Exercise objective:
Your answer must consist of the records exactly as given, with no pictures included.

======== Available data ========

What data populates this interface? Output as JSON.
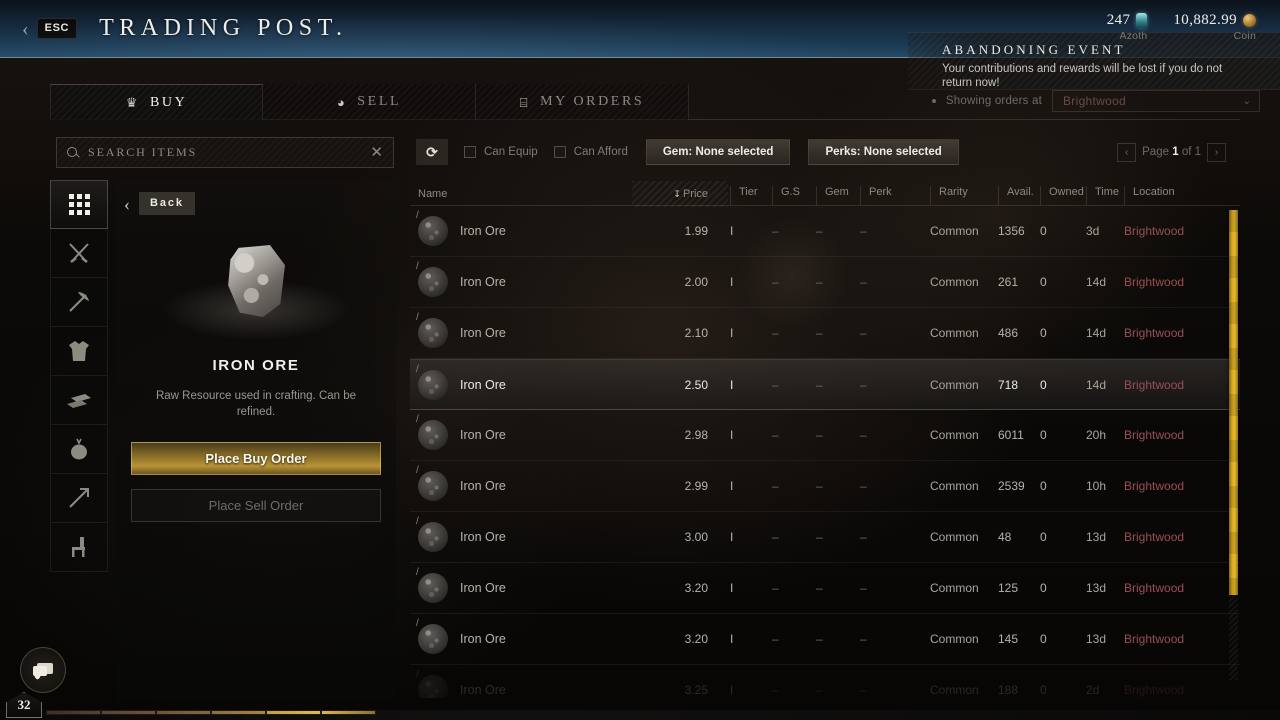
{
  "header": {
    "esc_label": "ESC",
    "back_chevron": "‹",
    "title": "Trading Post."
  },
  "currency": {
    "azoth": {
      "value": "247",
      "label": "Azoth",
      "icon": "azoth-crystal-icon"
    },
    "coin": {
      "value": "10,882.99",
      "label": "Coin",
      "icon": "coin-icon"
    }
  },
  "event_toast": {
    "title": "Abandoning Event",
    "message": "Your contributions and rewards will be lost if you do not return now!"
  },
  "showing_orders": {
    "label": "Showing orders at",
    "territory": "Brightwood",
    "caret": "⌄"
  },
  "tabs": [
    {
      "label": "Buy",
      "icon": "crown-icon",
      "glyph": "♛",
      "active": true
    },
    {
      "label": "Sell",
      "icon": "coins-stack-icon",
      "glyph": "◕",
      "active": false
    },
    {
      "label": "My Orders",
      "icon": "ledger-icon",
      "glyph": "⌸",
      "active": false
    }
  ],
  "search": {
    "placeholder": "Search Items",
    "value": "",
    "clear_label": "✕",
    "icon": "search-icon"
  },
  "filters": {
    "refresh_label": "⟳",
    "can_equip": {
      "label": "Can Equip",
      "checked": false
    },
    "can_afford": {
      "label": "Can Afford",
      "checked": false
    },
    "gem": "Gem: None selected",
    "perks": "Perks: None selected"
  },
  "pagination": {
    "prev": "‹",
    "next": "›",
    "page_word": "Page",
    "current": "1",
    "of_text": "of 1"
  },
  "categories": [
    {
      "name": "category-all",
      "glyph": "grid",
      "active": true
    },
    {
      "name": "category-weapons",
      "glyph": "⚔",
      "active": false
    },
    {
      "name": "category-tools",
      "glyph": "⛏",
      "active": false
    },
    {
      "name": "category-armor",
      "glyph": "ὅ5",
      "active": false
    },
    {
      "name": "category-resources",
      "glyph": "▰",
      "active": false
    },
    {
      "name": "category-consumables",
      "glyph": "◖",
      "active": false
    },
    {
      "name": "category-ammunition",
      "glyph": "↗",
      "active": false
    },
    {
      "name": "category-furniture",
      "glyph": "⚏",
      "active": false
    }
  ],
  "detail": {
    "back_label": "Back",
    "back_arrow": "‹",
    "item_name": "IRON ORE",
    "item_description": "Raw Resource used in crafting. Can be refined.",
    "buy_button": "Place Buy Order",
    "sell_button": "Place Sell Order"
  },
  "table": {
    "columns": [
      "Name",
      "Price",
      "Tier",
      "G.S",
      "Gem",
      "Perk",
      "Rarity",
      "Avail.",
      "Owned",
      "Time",
      "Location"
    ],
    "sort_column": "Price",
    "sort_caret": "↧",
    "rows": [
      {
        "name": "Iron Ore",
        "price": "1.99",
        "tier": "I",
        "gs": "–",
        "gem": "–",
        "perk": "–",
        "rarity": "Common",
        "avail": "1356",
        "owned": "0",
        "time": "3d",
        "location": "Brightwood",
        "selected": false
      },
      {
        "name": "Iron Ore",
        "price": "2.00",
        "tier": "I",
        "gs": "–",
        "gem": "–",
        "perk": "–",
        "rarity": "Common",
        "avail": "261",
        "owned": "0",
        "time": "14d",
        "location": "Brightwood",
        "selected": false
      },
      {
        "name": "Iron Ore",
        "price": "2.10",
        "tier": "I",
        "gs": "–",
        "gem": "–",
        "perk": "–",
        "rarity": "Common",
        "avail": "486",
        "owned": "0",
        "time": "14d",
        "location": "Brightwood",
        "selected": false
      },
      {
        "name": "Iron Ore",
        "price": "2.50",
        "tier": "I",
        "gs": "–",
        "gem": "–",
        "perk": "–",
        "rarity": "Common",
        "avail": "718",
        "owned": "0",
        "time": "14d",
        "location": "Brightwood",
        "selected": true
      },
      {
        "name": "Iron Ore",
        "price": "2.98",
        "tier": "I",
        "gs": "–",
        "gem": "–",
        "perk": "–",
        "rarity": "Common",
        "avail": "6011",
        "owned": "0",
        "time": "20h",
        "location": "Brightwood",
        "selected": false
      },
      {
        "name": "Iron Ore",
        "price": "2.99",
        "tier": "I",
        "gs": "–",
        "gem": "–",
        "perk": "–",
        "rarity": "Common",
        "avail": "2539",
        "owned": "0",
        "time": "10h",
        "location": "Brightwood",
        "selected": false
      },
      {
        "name": "Iron Ore",
        "price": "3.00",
        "tier": "I",
        "gs": "–",
        "gem": "–",
        "perk": "–",
        "rarity": "Common",
        "avail": "48",
        "owned": "0",
        "time": "13d",
        "location": "Brightwood",
        "selected": false
      },
      {
        "name": "Iron Ore",
        "price": "3.20",
        "tier": "I",
        "gs": "–",
        "gem": "–",
        "perk": "–",
        "rarity": "Common",
        "avail": "125",
        "owned": "0",
        "time": "13d",
        "location": "Brightwood",
        "selected": false
      },
      {
        "name": "Iron Ore",
        "price": "3.20",
        "tier": "I",
        "gs": "–",
        "gem": "–",
        "perk": "–",
        "rarity": "Common",
        "avail": "145",
        "owned": "0",
        "time": "13d",
        "location": "Brightwood",
        "selected": false
      },
      {
        "name": "Iron Ore",
        "price": "3.25",
        "tier": "I",
        "gs": "–",
        "gem": "–",
        "perk": "–",
        "rarity": "Common",
        "avail": "188",
        "owned": "0",
        "time": "2d",
        "location": "Brightwood",
        "selected": false
      }
    ]
  },
  "hud": {
    "chat_icon": "chat-bubbles-icon",
    "level": "32"
  },
  "colors": {
    "accent_gold": "#b89336",
    "scrollbar_gold": "#d6a81c",
    "location_red": "#9a4f52",
    "header_blue": "#1c3a52"
  }
}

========

Response area:
What data populates this interface? Output as JSON.
{
  "header": {
    "esc_label": "ESC",
    "back_chevron": "‹",
    "title": "Trading Post."
  },
  "currency": {
    "azoth": {
      "value": "247",
      "label": "Azoth",
      "icon": "azoth-crystal-icon"
    },
    "coin": {
      "value": "10,882.99",
      "label": "Coin",
      "icon": "coin-icon"
    }
  },
  "event_toast": {
    "title": "Abandoning Event",
    "message": "Your contributions and rewards will be lost if you do not return now!"
  },
  "showing_orders": {
    "label": "Showing orders at",
    "territory": "Brightwood",
    "caret": "⌄"
  },
  "tabs": [
    {
      "label": "Buy",
      "icon": "crown-icon",
      "glyph": "♛",
      "active": true
    },
    {
      "label": "Sell",
      "icon": "coins-stack-icon",
      "glyph": "◕",
      "active": false
    },
    {
      "label": "My Orders",
      "icon": "ledger-icon",
      "glyph": "⌸",
      "active": false
    }
  ],
  "search": {
    "placeholder": "Search Items",
    "value": "",
    "clear_label": "✕",
    "icon": "search-icon"
  },
  "filters": {
    "refresh_label": "⟳",
    "can_equip": {
      "label": "Can Equip",
      "checked": false
    },
    "can_afford": {
      "label": "Can Afford",
      "checked": false
    },
    "gem": "Gem: None selected",
    "perks": "Perks: None selected"
  },
  "pagination": {
    "prev": "‹",
    "next": "›",
    "page_word": "Page",
    "current": "1",
    "of_text": "of 1"
  },
  "categories": [
    {
      "name": "category-all",
      "glyph": "grid",
      "active": true
    },
    {
      "name": "category-weapons",
      "glyph": "⚔",
      "active": false
    },
    {
      "name": "category-tools",
      "glyph": "⛏",
      "active": false
    },
    {
      "name": "category-armor",
      "glyph": "ὅ5",
      "active": false
    },
    {
      "name": "category-resources",
      "glyph": "▰",
      "active": false
    },
    {
      "name": "category-consumables",
      "glyph": "◖",
      "active": false
    },
    {
      "name": "category-ammunition",
      "glyph": "↗",
      "active": false
    },
    {
      "name": "category-furniture",
      "glyph": "⚏",
      "active": false
    }
  ],
  "detail": {
    "back_label": "Back",
    "back_arrow": "‹",
    "item_name": "IRON ORE",
    "item_description": "Raw Resource used in crafting. Can be refined.",
    "buy_button": "Place Buy Order",
    "sell_button": "Place Sell Order"
  },
  "table": {
    "columns": [
      "Name",
      "Price",
      "Tier",
      "G.S",
      "Gem",
      "Perk",
      "Rarity",
      "Avail.",
      "Owned",
      "Time",
      "Location"
    ],
    "sort_column": "Price",
    "sort_caret": "↧",
    "rows": [
      {
        "name": "Iron Ore",
        "price": "1.99",
        "tier": "I",
        "gs": "–",
        "gem": "–",
        "perk": "–",
        "rarity": "Common",
        "avail": "1356",
        "owned": "0",
        "time": "3d",
        "location": "Brightwood",
        "selected": false
      },
      {
        "name": "Iron Ore",
        "price": "2.00",
        "tier": "I",
        "gs": "–",
        "gem": "–",
        "perk": "–",
        "rarity": "Common",
        "avail": "261",
        "owned": "0",
        "time": "14d",
        "location": "Brightwood",
        "selected": false
      },
      {
        "name": "Iron Ore",
        "price": "2.10",
        "tier": "I",
        "gs": "–",
        "gem": "–",
        "perk": "–",
        "rarity": "Common",
        "avail": "486",
        "owned": "0",
        "time": "14d",
        "location": "Brightwood",
        "selected": false
      },
      {
        "name": "Iron Ore",
        "price": "2.50",
        "tier": "I",
        "gs": "–",
        "gem": "–",
        "perk": "–",
        "rarity": "Common",
        "avail": "718",
        "owned": "0",
        "time": "14d",
        "location": "Brightwood",
        "selected": true
      },
      {
        "name": "Iron Ore",
        "price": "2.98",
        "tier": "I",
        "gs": "–",
        "gem": "–",
        "perk": "–",
        "rarity": "Common",
        "avail": "6011",
        "owned": "0",
        "time": "20h",
        "location": "Brightwood",
        "selected": false
      },
      {
        "name": "Iron Ore",
        "price": "2.99",
        "tier": "I",
        "gs": "–",
        "gem": "–",
        "perk": "–",
        "rarity": "Common",
        "avail": "2539",
        "owned": "0",
        "time": "10h",
        "location": "Brightwood",
        "selected": false
      },
      {
        "name": "Iron Ore",
        "price": "3.00",
        "tier": "I",
        "gs": "–",
        "gem": "–",
        "perk": "–",
        "rarity": "Common",
        "avail": "48",
        "owned": "0",
        "time": "13d",
        "location": "Brightwood",
        "selected": false
      },
      {
        "name": "Iron Ore",
        "price": "3.20",
        "tier": "I",
        "gs": "–",
        "gem": "–",
        "perk": "–",
        "rarity": "Common",
        "avail": "125",
        "owned": "0",
        "time": "13d",
        "location": "Brightwood",
        "selected": false
      },
      {
        "name": "Iron Ore",
        "price": "3.20",
        "tier": "I",
        "gs": "–",
        "gem": "–",
        "perk": "–",
        "rarity": "Common",
        "avail": "145",
        "owned": "0",
        "time": "13d",
        "location": "Brightwood",
        "selected": false
      },
      {
        "name": "Iron Ore",
        "price": "3.25",
        "tier": "I",
        "gs": "–",
        "gem": "–",
        "perk": "–",
        "rarity": "Common",
        "avail": "188",
        "owned": "0",
        "time": "2d",
        "location": "Brightwood",
        "selected": false
      }
    ]
  },
  "hud": {
    "chat_icon": "chat-bubbles-icon",
    "level": "32"
  },
  "colors": {
    "accent_gold": "#b89336",
    "scrollbar_gold": "#d6a81c",
    "location_red": "#9a4f52",
    "header_blue": "#1c3a52"
  }
}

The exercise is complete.